#### Your objective:
For the data below, tally how many lines contain "icon" and answer only with that tally.
-*-*-
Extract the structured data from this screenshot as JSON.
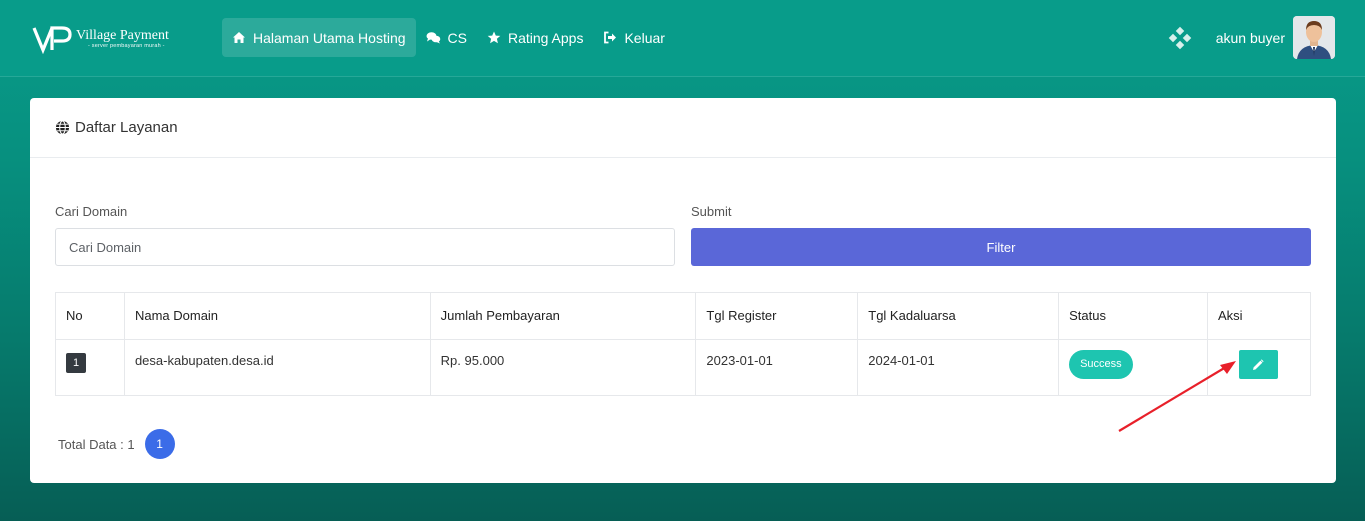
{
  "brand": {
    "name": "Village Payment",
    "tagline": "- server pembayaran murah -"
  },
  "nav": {
    "items": [
      {
        "label": "Halaman Utama Hosting",
        "icon": "home-icon",
        "active": true
      },
      {
        "label": "CS",
        "icon": "comments-icon",
        "active": false
      },
      {
        "label": "Rating Apps",
        "icon": "star-icon",
        "active": false
      },
      {
        "label": "Keluar",
        "icon": "sign-out-icon",
        "active": false
      }
    ],
    "user": "akun buyer"
  },
  "card": {
    "title": "Daftar Layanan"
  },
  "filter": {
    "domain_label": "Cari Domain",
    "domain_placeholder": "Cari Domain",
    "submit_label": "Submit",
    "button_label": "Filter"
  },
  "table": {
    "headers": [
      "No",
      "Nama Domain",
      "Jumlah Pembayaran",
      "Tgl Register",
      "Tgl Kadaluarsa",
      "Status",
      "Aksi"
    ],
    "rows": [
      {
        "no": "1",
        "domain": "desa-kabupaten.desa.id",
        "amount": "Rp. 95.000",
        "registered": "2023-01-01",
        "expires": "2024-01-01",
        "status": "Success"
      }
    ]
  },
  "footer": {
    "total": "Total Data : 1",
    "page": "1"
  },
  "colors": {
    "primary": "#089c8a",
    "accent": "#5a67d8",
    "success": "#1ec5b0",
    "page": "#3b6ce8",
    "arrow": "#e8202a"
  }
}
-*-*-
#### Answer to this task:
4